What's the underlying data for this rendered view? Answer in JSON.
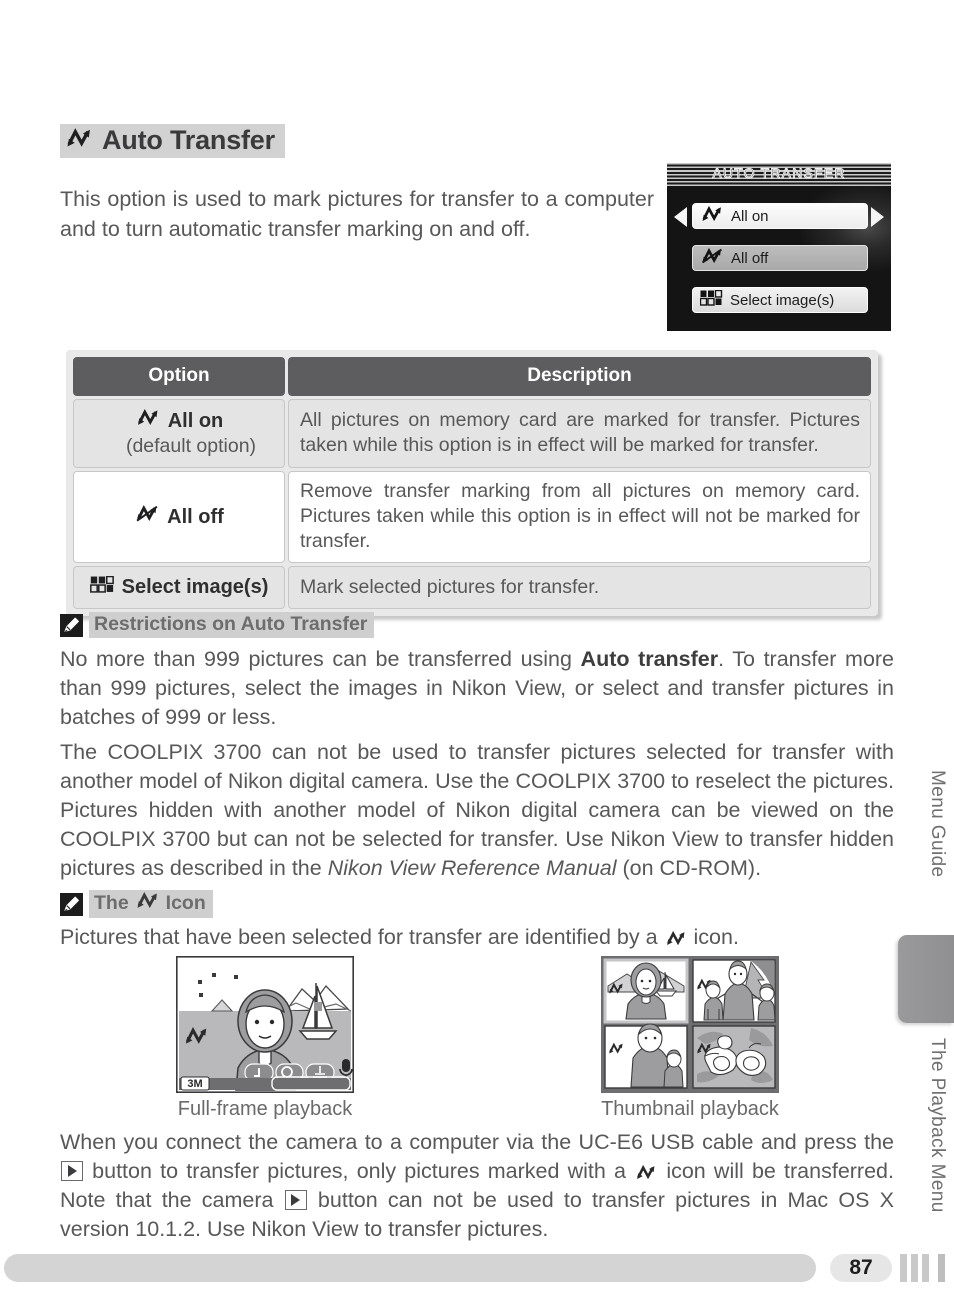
{
  "page": {
    "number": "87",
    "side_labels": [
      "Menu Guide",
      "The Playback Menu"
    ]
  },
  "section": {
    "title": "Auto Transfer",
    "title_icon": "transfer-icon",
    "intro": "This option is used to mark pictures for transfer to a computer and to turn automatic transfer marking on and off."
  },
  "lcd": {
    "title": "AUTO TRANSFER",
    "items": [
      {
        "label": "All on",
        "icon": "transfer-icon",
        "selected": true
      },
      {
        "label": "All off",
        "icon": "transfer-off-icon",
        "selected": false
      },
      {
        "label": "Select image(s)",
        "icon": "thumbnail-grid-icon",
        "selected": false
      }
    ],
    "left_arrow": "left-arrow-icon",
    "right_arrow": "right-arrow-icon"
  },
  "table": {
    "headers": [
      "Option",
      "Description"
    ],
    "rows": [
      {
        "option": "All on",
        "option_sub": "(default option)",
        "icon": "transfer-icon",
        "description": "All pictures on memory card are marked for transfer.  Pictures taken while this option is in effect will be marked for transfer."
      },
      {
        "option": "All off",
        "option_sub": "",
        "icon": "transfer-off-icon",
        "description": "Remove transfer marking from all pictures on memory card. Pictures taken while this option is in effect will not be marked for transfer."
      },
      {
        "option": "Select image(s)",
        "option_sub": "",
        "icon": "thumbnail-grid-icon",
        "description": "Mark selected pictures for transfer."
      }
    ]
  },
  "notes": [
    {
      "heading_pre": "Restrictions on Auto Transfer",
      "heading_icon": "pencil-icon",
      "paragraphs": [
        "No more than 999 pictures can be transferred using <b>Auto transfer</b>.  To transfer more than 999 pictures, select the images in Nikon View, or select and transfer pictures in batches of 999 or less.",
        "The COOLPIX 3700 can not be used to transfer pictures selected for transfer with another model of Nikon digital camera.  Use the COOLPIX 3700 to reselect the pictures. Pictures hidden with another model of Nikon digital camera can be viewed on the COOLPIX 3700 but can not be selected for transfer.  Use Nikon View to transfer hidden pictures as described in the <i>Nikon View Reference Manual</i> (on CD-ROM)."
      ]
    },
    {
      "heading_pre": "The",
      "heading_post": "Icon",
      "heading_icon": "pencil-icon",
      "heading_inline_icon": "transfer-icon",
      "paragraphs": [
        "Pictures that have been selected for transfer are identified by a <span class=\"inline-ico\"></span> icon."
      ]
    }
  ],
  "figures": {
    "left_caption": "Full-frame playback",
    "right_caption": "Thumbnail playback",
    "full_frame_badge": "3M"
  },
  "closing_paragraph": "When you connect the camera to a computer via the UC-E6 USB cable and press the <span class=\"playbtn\"></span> button to transfer pictures, only pictures marked with a <span class=\"inline-ico\"></span> icon will be transferred. Note that the camera <span class=\"playbtn\"></span> button can not be used to transfer pictures in Mac OS X version 10.1.2.  Use Nikon View to transfer pictures.",
  "colors": {
    "body_text": "#58585a",
    "heading_highlight": "#d2d2d2",
    "table_header": "#5d5d5f",
    "row_shade": "#e4e4e4",
    "lcd_background": "#1a1a1a"
  }
}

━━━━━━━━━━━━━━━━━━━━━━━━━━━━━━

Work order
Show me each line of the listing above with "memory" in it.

Task response
        "description": "All pictures on memory card are marked for transfer.  Pictures taken while this option is in effect will be marked for transfer."
        "description": "Remove transfer marking from all pictures on memory card. Pictures taken while this option is in effect will not be marked for transfer."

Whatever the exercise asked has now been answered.